The UK's biggest COVID-19 vaccine project, currently being tested by the University of Oxford, has shown some promising results in a small study with monkeys.
Researchers involved with the ChAdOx1 nCoV-19 trials said the vaccine had shown signs of priming the rhesus macaque monkeys' immune systems to fend off the deadly virus and showed no indications of adverse effects.
According to the study, which is yet to be peer-reviewed, a single vaccination dose was also effective in preventing damage to the lungs organs that can be severely affected by the virus.
"A single vaccination with ChAdOx1 nCoV-19 induced a humoral and cellular immune response in rhesus macaques," the authors said.
"We observed a significantly reduced viral load in bronchoalveolar lavage fluid and respiratory tract tissue of vaccinated animals challenged with SARS-CoV-2 (COVID-19) compared with control animals, and no pneumonia was observed in vaccinated rhesus macaques," they said.
The researchers found that after being exposed to high levels of the novel coronavirus, none of the six monkeys that were given the vaccine developed viral pneumonia. Also, there was no sign that the vaccine had made the animals more vulnerable.
The development has been welcomed as encouraging signs for a vaccine currently undergoing human trials but experts warn that it remains to be seen if it is as effective in humans.
"These results support the ongoing clinical trial of the vaccine in humans, the results of which are eagerly awaited," said Dr Penny Ward, visiting professor in pharmaceutical medicine at King's College London.
Sarah Gilbert, professor of vaccinology at the University of Oxford's Jenner Institute who is leading the research, has previously said she has a "high degree of confidence" in the vaccine.
"Of course, we have to test it and get data from humans. We have to demonstrate it actually works and stops people getting infected with coronavirus before using the vaccine in the wider population," she said.
British drugs giant AstraZeneca has struck up a "landmark partnership" with the Oxford University team and said that 100 million doses could be made by the end of the year if the trials prove successful.
"We're now starting to wait for an advocacy signal to see whether people who've been vaccinated don't get the disease, so that's the next step," said John Bell, professor of medicine at the University of Oxford.

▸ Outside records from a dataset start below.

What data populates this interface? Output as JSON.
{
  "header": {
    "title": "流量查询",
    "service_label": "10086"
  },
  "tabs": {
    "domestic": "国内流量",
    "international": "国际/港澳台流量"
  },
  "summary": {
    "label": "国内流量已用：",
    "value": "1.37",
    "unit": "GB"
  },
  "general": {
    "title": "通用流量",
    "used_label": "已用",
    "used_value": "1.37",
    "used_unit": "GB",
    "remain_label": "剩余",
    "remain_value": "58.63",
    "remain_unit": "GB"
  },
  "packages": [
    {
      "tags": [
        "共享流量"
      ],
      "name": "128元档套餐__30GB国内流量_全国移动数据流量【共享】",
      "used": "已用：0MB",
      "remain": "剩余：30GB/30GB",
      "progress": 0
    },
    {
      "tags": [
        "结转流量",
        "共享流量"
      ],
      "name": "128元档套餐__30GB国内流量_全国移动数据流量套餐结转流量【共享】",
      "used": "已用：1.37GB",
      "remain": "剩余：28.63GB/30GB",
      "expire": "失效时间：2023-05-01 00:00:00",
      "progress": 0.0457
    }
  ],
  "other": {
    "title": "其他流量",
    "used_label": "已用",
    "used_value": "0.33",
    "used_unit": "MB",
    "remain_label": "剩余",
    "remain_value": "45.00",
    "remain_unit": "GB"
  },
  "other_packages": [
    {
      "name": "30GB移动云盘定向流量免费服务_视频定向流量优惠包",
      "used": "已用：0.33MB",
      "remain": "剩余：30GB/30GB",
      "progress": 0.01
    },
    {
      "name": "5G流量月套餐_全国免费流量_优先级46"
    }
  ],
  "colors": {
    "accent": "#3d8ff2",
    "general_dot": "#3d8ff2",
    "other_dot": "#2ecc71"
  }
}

However, the team is faced with the risk that there may not be enough active disease in the community for the participants to catch it naturally, calculations around which remain ongoing as the human trials progress in regions of the UK.
If the trial is successful in the UK, the Oxford team will approach scientists in the Kenya Medical Research Institute (KEMRI) and will approach the government of Kenya for permission to evaluate in Kenya.
"We also want to make sure that the rest of the world will be ready to make this vaccine at scale so that it gets to populations in developing countries, for example, where the need is very great," Bell said.
Meanwhile, it is hoped that results from the first human trials could be available by next month after healthcare workers on the frontlines of the pandemic were among those in the first batch of the trials in the UK.
The UK is the third worst-hit country in the world with 234,441 coronavirus cases. The US tops the chart with 1,417,889 cases, followed by Russia at 252,245.
The deadly virus has so far claimed 33,693 lives in the UK.